How can you manage to get off the ground as a writer when you are saddled with a full-time job? I struggled with this very dilemma for many years. Yes, I’d love to dive headfirst into writing each and every day. But I have this funny habit…I like to eat. So how do we keep food on the table and a roof over our heads, yet still fulfill our passions as writers? The secret to fitting writing around your work lies in shifting some priorities and also shutting down diversions.
Sometimes I’m afraid to write the next new chapter. It’s like a seed of doubt growing inside my head. As an avoidance, I switch to revising. Like that will somehow dodge this fear. Yet this slows down my writing as a whole. Coping with anxiety in writing can be daunting.
In this whirlwind of a world, finding inner peace might seem like an adventure of its own. But fear not, the ancient wisdom of Stoicism can help. And you know what the secret sauce is? Question every thought!
Us writers yearn for comfort. Yet true growth lies beyond the well-trodden path. Stepping out of your comfort zone to embrace discomfort is an essential aspect of a writer’s journey. Writers can harness the power of being uncomfortable to propel their creativity and achieve their writing goals.
No matter how long you’ve written and polished your writing, you’ll eventually need to show it off to other people. Professional publishers and agents reject hundreds more manuscripts than they accept. The sting of this failure can be hard to cope with. The best solution is to handle it the same way trees do: Broken branches are transformed into knots, which make the tree stronger. Writer rejection can seem like a death knell, but treated properly, it can allow us to thrive.
In this hyperconnected, hyperproductive world, we often find ourselves caught in the clutches of endless to-do lists. But fear not, dear creatives, for Niksen offers a momentary escape. Niksen is a Dutch concept translating to “doing nothing”. We need to embrace the art of idleness! Take a break from the warp-speed of life and allow your mind to wander freely. Sit back, relax, and let the celestial winds of inspiration gently caress your weary soul.
Once you get rolling on a good bit of writing, you don’t want to stop. After all, the more you create, the better your end product will be, right? However, you might just be what the Japanese call a manuke, or fool. This is a person without the awareness of ma — a philosophy that cherishes the space between things. In order to writer better, writers must harness the power of ma.
As writers, we’re constantly pushing ourselves to get those words on the page. To finish the job. We work ceaselessly for months on end, pursuing the elusive goal of a completed novel. This is target fixation and it’s a phenomenon associated with bike racing and driving that can lead to disaster. Chasing after word counts and pages may accomplish the goal of having a completed manuscript, but is it any good? As it turns out, target fixation is a trap many writers fall victim to.

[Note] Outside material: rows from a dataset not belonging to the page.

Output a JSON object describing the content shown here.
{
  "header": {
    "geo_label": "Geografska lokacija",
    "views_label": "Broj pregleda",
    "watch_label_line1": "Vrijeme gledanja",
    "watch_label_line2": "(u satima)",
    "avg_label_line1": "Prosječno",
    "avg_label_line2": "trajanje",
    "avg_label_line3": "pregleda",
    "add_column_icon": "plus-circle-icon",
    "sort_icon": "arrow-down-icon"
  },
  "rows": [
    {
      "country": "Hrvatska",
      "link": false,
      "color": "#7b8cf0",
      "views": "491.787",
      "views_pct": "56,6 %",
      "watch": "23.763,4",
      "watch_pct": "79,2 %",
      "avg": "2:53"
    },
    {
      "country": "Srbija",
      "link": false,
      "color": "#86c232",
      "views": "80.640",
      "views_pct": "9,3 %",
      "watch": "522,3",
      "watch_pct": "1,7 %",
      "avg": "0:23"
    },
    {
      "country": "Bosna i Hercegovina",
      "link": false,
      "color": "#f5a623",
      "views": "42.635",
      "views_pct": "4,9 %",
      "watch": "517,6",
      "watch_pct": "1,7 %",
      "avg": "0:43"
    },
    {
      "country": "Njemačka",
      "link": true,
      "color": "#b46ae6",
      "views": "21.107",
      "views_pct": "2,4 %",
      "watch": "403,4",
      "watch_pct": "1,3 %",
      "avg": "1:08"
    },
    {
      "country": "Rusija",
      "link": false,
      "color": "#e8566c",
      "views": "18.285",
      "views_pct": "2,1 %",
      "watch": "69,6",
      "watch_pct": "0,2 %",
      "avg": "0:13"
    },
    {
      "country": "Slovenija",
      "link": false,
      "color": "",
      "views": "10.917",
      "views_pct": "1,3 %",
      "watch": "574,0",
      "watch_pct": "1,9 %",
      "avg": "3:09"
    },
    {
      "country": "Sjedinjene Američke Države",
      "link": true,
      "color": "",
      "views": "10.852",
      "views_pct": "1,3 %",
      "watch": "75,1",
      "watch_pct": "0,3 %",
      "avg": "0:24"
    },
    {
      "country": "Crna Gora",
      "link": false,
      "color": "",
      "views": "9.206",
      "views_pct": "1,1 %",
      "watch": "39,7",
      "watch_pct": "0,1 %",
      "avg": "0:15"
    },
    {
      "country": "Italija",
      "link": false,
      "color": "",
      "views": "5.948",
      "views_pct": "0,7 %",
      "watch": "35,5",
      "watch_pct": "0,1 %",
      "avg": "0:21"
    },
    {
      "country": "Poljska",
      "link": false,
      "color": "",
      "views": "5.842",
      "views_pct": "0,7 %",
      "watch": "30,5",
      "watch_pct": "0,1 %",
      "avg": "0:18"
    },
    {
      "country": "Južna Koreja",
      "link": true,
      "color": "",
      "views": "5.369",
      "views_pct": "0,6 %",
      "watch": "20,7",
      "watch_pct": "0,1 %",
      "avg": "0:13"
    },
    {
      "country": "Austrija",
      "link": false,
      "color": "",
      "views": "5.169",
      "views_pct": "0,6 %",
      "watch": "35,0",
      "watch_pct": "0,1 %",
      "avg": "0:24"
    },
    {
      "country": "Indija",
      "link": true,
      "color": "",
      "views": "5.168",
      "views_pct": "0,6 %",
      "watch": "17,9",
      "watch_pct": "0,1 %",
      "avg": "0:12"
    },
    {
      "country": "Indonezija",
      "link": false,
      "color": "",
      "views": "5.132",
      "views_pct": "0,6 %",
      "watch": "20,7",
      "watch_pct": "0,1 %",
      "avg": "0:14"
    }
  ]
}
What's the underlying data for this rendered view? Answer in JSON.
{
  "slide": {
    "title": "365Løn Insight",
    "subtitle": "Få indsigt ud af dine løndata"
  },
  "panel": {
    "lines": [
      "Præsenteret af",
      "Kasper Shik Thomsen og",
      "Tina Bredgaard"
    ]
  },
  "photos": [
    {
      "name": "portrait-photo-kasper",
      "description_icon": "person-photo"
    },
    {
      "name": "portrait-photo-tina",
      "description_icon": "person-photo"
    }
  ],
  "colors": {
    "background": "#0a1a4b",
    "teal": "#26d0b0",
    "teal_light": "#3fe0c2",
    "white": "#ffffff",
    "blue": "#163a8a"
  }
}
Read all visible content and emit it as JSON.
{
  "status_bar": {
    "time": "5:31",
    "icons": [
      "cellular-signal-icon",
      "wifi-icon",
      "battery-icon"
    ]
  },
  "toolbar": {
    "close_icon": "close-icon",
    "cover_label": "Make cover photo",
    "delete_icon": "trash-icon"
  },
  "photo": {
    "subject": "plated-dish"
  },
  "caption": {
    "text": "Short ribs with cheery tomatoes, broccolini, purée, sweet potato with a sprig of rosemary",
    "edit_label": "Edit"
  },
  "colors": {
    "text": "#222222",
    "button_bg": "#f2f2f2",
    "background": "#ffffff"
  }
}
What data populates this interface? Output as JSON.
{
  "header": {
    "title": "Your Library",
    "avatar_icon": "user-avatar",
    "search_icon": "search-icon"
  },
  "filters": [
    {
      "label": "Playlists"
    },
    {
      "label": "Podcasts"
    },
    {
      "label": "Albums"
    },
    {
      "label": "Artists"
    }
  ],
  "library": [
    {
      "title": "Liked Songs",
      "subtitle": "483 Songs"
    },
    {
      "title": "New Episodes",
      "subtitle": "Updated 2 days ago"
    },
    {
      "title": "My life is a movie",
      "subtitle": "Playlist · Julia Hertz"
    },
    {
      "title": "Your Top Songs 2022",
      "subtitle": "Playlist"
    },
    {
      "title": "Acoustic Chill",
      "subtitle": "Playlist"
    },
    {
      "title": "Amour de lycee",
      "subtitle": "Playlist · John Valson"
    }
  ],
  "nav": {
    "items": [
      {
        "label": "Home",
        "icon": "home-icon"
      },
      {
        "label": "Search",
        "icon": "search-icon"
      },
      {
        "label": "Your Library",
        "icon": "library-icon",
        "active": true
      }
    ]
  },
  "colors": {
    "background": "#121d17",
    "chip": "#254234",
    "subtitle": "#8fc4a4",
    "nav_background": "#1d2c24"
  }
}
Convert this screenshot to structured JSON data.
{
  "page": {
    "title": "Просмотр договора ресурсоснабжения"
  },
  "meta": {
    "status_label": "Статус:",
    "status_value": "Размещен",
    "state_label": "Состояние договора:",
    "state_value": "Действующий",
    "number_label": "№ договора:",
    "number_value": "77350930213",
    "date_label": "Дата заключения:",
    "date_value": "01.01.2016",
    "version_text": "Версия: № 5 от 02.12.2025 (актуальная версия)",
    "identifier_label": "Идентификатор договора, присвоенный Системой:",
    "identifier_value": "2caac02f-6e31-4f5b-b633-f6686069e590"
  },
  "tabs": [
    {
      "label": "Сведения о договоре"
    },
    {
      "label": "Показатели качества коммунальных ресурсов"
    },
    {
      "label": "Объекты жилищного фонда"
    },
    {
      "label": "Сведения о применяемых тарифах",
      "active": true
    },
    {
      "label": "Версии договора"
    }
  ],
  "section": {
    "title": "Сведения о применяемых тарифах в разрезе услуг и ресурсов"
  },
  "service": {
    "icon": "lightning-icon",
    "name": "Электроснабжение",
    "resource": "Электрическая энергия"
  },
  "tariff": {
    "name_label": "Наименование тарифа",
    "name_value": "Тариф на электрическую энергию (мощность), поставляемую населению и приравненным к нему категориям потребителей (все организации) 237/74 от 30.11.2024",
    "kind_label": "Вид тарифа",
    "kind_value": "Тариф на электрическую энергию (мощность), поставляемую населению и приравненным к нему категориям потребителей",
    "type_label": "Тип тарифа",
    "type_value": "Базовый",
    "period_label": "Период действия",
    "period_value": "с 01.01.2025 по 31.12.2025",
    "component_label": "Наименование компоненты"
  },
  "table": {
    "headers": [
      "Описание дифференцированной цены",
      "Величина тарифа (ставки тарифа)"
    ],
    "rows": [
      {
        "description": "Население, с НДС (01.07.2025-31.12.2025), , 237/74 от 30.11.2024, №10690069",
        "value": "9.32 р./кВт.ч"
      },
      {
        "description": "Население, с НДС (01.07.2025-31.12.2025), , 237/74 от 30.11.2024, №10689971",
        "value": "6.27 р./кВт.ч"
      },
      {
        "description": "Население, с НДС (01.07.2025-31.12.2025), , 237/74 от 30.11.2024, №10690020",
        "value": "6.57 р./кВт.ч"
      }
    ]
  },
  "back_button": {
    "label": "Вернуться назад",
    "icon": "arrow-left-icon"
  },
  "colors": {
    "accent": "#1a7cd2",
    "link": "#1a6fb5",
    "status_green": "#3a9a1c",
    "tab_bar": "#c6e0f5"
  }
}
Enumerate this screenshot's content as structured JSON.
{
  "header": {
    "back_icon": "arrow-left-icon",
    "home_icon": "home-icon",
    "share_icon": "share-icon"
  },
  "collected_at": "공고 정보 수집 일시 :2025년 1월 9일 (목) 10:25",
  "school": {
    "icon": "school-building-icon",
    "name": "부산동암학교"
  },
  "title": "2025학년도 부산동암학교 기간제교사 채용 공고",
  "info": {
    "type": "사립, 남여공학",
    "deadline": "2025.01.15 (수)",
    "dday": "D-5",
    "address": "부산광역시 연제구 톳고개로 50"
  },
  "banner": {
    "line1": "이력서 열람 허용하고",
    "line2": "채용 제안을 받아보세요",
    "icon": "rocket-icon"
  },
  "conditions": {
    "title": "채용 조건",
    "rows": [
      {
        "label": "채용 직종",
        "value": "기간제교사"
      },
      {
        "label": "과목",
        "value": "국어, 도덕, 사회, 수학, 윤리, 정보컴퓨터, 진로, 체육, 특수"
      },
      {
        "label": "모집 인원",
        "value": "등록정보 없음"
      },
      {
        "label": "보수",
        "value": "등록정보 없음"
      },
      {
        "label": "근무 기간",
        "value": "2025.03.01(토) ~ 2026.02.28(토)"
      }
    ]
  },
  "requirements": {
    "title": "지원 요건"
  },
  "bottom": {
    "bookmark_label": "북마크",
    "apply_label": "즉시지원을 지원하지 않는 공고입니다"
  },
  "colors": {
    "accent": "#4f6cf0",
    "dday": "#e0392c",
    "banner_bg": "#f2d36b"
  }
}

Writer and comic book creator, Alan Moore, has a unique view on writing. He thinks writers should equip themselves with four weapons before trekking into literary battle. Previous posts covered the first two weapons, the sword of discernment and the pentacle of earthly knowledge. His third weapon related to the Tarot suit of cups and the core element of water. He encourages everyone to take up these weapons for writers and fully immerse themselves in the mindset and emotions of their characters, even if those characters are vile and depraved.
Can you weaponize your writing? Perhaps sharpen your skills as a painter or musician? And what exactly are we combating in this metaphorical artistic battle? Writer and comic genius, Alan Moore, relates his creative process to making magic. And the same advice given to magicians can work equally well for writers and artists. He calls these the four weapons of art and relates them to the four suits of the Tarot deck. We’ll focus on the first weapon, Earth, and how it helps the artist understand the physical world.